    I am sorry to read that you have lost your father. We have some things in common - not many of us full-time workers in Blogdom - and I am caring for two precious and aging parents.
    I'll be back to read more.

    ReplyDelete
    Replies
    1. Hello there! You will have to do a bit of retrospective reading, as I'm still struggling to get back into a blogging frame of mind. Soon, soon...
      Thank you for your kind wishes. Working full time and caring for two elderly parents is a heavy load, but a generous and loving thing to do.

      Delete
  13. I feel more or less the same about blogging and even though I am Belgian, I think I understand the meaning of 'private Scott'
    I would love to visit Scotland one day but in the meantime, let me know when you visit Brussels next.
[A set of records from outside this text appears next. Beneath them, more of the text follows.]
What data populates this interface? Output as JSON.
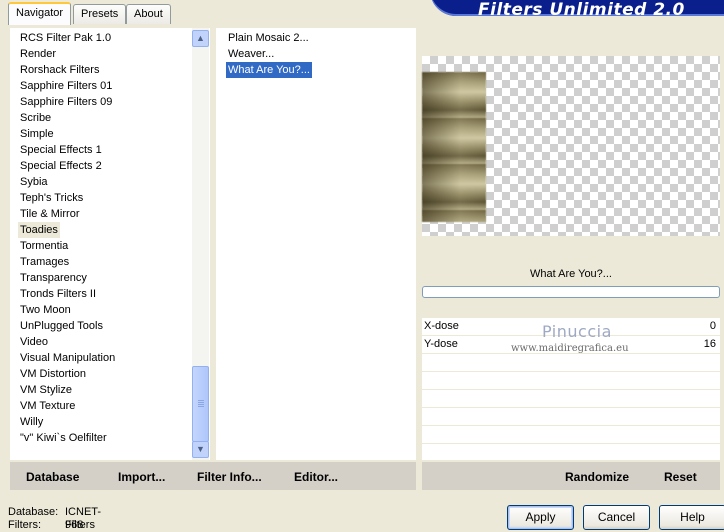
{
  "tabs": [
    "Navigator",
    "Presets",
    "About"
  ],
  "banner_title": "Filters Unlimited 2.0",
  "categories": [
    "RCS Filter Pak 1.0",
    "Render",
    "Rorshack Filters",
    "Sapphire Filters 01",
    "Sapphire Filters 09",
    "Scribe",
    "Simple",
    "Special Effects 1",
    "Special Effects 2",
    "Sybia",
    "Teph's Tricks",
    "Tile & Mirror",
    "Toadies",
    "Tormentia",
    "Tramages",
    "Transparency",
    "Tronds Filters II",
    "Two Moon",
    "UnPlugged Tools",
    "Video",
    "Visual Manipulation",
    "VM Distortion",
    "VM Stylize",
    "VM Texture",
    "Willy",
    "\"v\" Kiwi`s Oelfilter"
  ],
  "selected_category": "Toadies",
  "filters": [
    "Plain Mosaic 2...",
    "Weaver...",
    "What Are You?..."
  ],
  "selected_filter": "What Are You?...",
  "current_filter_name": "What Are You?...",
  "params": [
    {
      "label": "X-dose",
      "value": "0"
    },
    {
      "label": "Y-dose",
      "value": "16"
    }
  ],
  "watermark": {
    "name": "Pinuccia",
    "url": "www.maidiregrafica.eu"
  },
  "left_buttons": {
    "database": "Database",
    "import": "Import...",
    "filter_info": "Filter Info...",
    "editor": "Editor..."
  },
  "right_buttons": {
    "randomize": "Randomize",
    "reset": "Reset"
  },
  "status": {
    "database_label": "Database:",
    "database_value": "ICNET-Filters",
    "filters_label": "Filters:",
    "filters_value": "968"
  },
  "dialog_buttons": {
    "apply": "Apply",
    "cancel": "Cancel",
    "help": "Help"
  },
  "scrollbar": {
    "up_icon": "▲",
    "down_icon": "▼"
  }
}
Maybe soon after your retirement?
    Best wishes!

    ReplyDelete
    Replies
    1. I feel a lot of similarities between Belgium and Scotland. Perhaps that's why I've fallen in love with Antwerp. We were there 2 weeks before the recent attacks (as I said on your blog, only changing trains in Brussels otherwise I'd definitely have got in touch). We will be back - we refuse to be deterred by criminals.

      Delete
  14. So sorry about your dad... I lost mine, too. It's a hard, hard thing. Thanks for sharing with us. Planning a trip to Scotland this September - can't wait!

    ReplyDelete
    Replies
    1. So very sorry to hear this, Marcheline.
      Let me know more about your trip - hope we can meet!

      Delete
  15. I am so sorry, Linda, to hear about the loss of your father. No matter one's age or the circumstances, the death of a parent shifts the axis of one's world. A period of retreat is understandable and indeed probably necessary.

    My own darling father died soon after my marriage, at the end of several years' illness. I remember well that grey, sad winter; and also the spring morning several months later, when I was planting pansies in a little pot in our tiny basement yard, and my patient new husband said, 'That's the first time I've seen you really smile since your father died.' So the spring does come, doesn't it? And the sap begins to rise in life again, tentatively at first, but it does. I'm so pleased for you to hear that there are good plans being made and pleasures to look forward to. May this year be a fulfilling and happy one for you.

    ReplyDelete
  16. Thank you for your kind words, Dancing Beastie. You know the trajectory, obviously. And how the support of a caring, insightful husband is so precious.

    ReplyDelete

LinkWithin

Related Posts with Thumbnails